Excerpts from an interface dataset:
==========

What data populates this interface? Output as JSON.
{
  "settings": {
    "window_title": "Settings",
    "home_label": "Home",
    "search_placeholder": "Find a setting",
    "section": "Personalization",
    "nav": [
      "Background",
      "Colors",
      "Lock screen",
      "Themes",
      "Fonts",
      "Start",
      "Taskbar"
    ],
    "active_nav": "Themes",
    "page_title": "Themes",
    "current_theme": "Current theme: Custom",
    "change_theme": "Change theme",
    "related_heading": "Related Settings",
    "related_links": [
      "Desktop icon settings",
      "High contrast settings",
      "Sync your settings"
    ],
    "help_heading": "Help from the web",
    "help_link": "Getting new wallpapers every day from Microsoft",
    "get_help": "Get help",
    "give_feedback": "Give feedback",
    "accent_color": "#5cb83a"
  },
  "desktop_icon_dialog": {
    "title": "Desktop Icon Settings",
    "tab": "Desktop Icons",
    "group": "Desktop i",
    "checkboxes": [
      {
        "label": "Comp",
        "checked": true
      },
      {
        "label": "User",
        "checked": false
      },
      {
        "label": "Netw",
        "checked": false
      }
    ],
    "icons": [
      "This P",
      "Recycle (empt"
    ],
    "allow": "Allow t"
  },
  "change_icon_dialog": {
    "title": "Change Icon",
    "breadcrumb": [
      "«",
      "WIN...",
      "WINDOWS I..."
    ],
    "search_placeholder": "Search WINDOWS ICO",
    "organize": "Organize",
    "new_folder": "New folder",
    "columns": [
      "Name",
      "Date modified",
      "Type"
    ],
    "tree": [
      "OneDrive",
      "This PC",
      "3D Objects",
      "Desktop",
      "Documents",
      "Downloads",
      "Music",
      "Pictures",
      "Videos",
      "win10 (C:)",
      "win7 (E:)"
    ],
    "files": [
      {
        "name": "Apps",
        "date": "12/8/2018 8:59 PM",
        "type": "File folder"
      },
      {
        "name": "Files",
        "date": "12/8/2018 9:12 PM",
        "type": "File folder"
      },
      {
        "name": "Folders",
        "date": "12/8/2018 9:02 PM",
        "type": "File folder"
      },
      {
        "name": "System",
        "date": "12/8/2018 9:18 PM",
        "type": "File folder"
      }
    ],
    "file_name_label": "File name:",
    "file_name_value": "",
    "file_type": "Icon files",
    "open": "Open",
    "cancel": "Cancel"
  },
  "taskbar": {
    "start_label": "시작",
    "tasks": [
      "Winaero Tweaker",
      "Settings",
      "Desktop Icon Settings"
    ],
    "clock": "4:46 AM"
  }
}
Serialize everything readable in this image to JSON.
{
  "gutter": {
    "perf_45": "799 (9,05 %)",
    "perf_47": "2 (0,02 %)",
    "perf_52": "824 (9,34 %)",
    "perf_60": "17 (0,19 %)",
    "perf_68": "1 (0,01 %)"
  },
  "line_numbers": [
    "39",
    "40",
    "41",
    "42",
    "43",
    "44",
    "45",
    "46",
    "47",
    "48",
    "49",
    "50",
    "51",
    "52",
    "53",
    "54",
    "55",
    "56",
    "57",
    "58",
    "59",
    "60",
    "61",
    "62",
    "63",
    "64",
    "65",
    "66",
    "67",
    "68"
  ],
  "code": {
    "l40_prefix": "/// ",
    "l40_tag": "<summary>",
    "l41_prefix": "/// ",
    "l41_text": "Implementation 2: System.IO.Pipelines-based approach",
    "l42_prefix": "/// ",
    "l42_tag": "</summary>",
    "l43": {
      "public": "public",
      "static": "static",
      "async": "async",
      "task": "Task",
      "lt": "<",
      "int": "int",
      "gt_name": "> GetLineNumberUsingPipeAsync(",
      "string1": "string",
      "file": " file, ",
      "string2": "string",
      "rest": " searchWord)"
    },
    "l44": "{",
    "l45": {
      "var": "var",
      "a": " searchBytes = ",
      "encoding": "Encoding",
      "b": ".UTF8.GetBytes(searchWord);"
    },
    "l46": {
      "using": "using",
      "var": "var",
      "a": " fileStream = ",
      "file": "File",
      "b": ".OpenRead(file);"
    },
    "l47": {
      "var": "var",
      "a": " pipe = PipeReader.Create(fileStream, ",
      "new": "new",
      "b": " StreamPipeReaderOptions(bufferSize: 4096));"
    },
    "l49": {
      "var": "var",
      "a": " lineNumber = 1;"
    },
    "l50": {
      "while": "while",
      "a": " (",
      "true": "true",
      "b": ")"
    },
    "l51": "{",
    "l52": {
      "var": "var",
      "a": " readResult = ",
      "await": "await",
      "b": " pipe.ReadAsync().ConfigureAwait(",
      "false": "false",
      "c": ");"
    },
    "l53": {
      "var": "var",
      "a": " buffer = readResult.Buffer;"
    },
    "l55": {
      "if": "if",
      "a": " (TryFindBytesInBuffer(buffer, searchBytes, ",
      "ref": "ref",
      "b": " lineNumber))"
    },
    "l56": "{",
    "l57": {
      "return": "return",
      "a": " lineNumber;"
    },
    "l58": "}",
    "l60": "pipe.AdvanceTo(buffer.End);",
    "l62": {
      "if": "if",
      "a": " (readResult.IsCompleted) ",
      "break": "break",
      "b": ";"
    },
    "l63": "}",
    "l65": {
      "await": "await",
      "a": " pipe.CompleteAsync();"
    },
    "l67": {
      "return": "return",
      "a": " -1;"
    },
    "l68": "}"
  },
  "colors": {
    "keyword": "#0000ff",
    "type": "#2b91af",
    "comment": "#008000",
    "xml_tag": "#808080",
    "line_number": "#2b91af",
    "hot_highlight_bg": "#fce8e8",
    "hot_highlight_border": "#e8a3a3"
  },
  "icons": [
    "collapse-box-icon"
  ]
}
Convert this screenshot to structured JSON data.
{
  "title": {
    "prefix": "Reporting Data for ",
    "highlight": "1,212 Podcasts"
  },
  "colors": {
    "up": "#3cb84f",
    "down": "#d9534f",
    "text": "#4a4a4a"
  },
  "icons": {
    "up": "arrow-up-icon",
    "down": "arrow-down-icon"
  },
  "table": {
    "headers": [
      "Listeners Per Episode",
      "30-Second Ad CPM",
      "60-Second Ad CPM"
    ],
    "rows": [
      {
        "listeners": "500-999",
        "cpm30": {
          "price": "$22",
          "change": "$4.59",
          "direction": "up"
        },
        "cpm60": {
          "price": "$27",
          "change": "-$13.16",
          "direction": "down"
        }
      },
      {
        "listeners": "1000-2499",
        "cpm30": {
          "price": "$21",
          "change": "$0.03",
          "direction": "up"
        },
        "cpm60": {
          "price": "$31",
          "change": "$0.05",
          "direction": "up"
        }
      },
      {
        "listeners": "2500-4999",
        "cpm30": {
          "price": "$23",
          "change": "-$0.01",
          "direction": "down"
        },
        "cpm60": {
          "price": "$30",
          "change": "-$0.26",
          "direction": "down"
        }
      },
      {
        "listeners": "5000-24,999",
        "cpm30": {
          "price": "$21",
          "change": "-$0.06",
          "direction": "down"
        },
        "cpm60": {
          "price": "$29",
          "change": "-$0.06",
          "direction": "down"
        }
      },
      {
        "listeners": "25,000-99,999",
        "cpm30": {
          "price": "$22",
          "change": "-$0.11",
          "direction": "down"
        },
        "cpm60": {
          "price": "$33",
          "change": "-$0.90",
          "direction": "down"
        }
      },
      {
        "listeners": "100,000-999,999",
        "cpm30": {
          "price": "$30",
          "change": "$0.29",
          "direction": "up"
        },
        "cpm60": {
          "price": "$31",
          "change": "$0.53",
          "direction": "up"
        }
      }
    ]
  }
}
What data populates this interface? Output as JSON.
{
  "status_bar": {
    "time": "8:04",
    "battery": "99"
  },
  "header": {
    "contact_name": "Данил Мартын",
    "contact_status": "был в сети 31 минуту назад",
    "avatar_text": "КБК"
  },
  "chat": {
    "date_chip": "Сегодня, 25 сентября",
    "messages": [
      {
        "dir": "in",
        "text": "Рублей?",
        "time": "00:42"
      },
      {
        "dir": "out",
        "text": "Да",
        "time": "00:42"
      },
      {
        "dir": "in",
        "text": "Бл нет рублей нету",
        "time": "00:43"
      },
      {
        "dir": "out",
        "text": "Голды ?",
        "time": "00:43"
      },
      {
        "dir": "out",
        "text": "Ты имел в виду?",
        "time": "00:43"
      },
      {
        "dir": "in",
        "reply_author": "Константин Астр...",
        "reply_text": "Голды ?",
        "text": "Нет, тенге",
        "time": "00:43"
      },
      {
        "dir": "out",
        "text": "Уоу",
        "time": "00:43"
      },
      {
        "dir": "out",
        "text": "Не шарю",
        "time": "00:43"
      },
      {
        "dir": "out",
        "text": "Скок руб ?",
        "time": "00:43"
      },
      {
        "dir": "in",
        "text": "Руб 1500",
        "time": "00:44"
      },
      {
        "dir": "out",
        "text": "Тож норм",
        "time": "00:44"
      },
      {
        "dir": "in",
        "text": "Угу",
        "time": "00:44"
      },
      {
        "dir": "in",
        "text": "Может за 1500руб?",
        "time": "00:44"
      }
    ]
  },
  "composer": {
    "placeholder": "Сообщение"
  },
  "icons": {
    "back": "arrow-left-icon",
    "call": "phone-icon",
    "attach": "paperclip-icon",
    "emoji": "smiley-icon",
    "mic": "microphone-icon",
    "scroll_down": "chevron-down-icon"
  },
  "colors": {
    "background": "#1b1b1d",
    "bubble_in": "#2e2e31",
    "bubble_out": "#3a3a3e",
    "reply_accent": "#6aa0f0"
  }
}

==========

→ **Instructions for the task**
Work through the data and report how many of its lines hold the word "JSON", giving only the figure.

→ **Reply**
4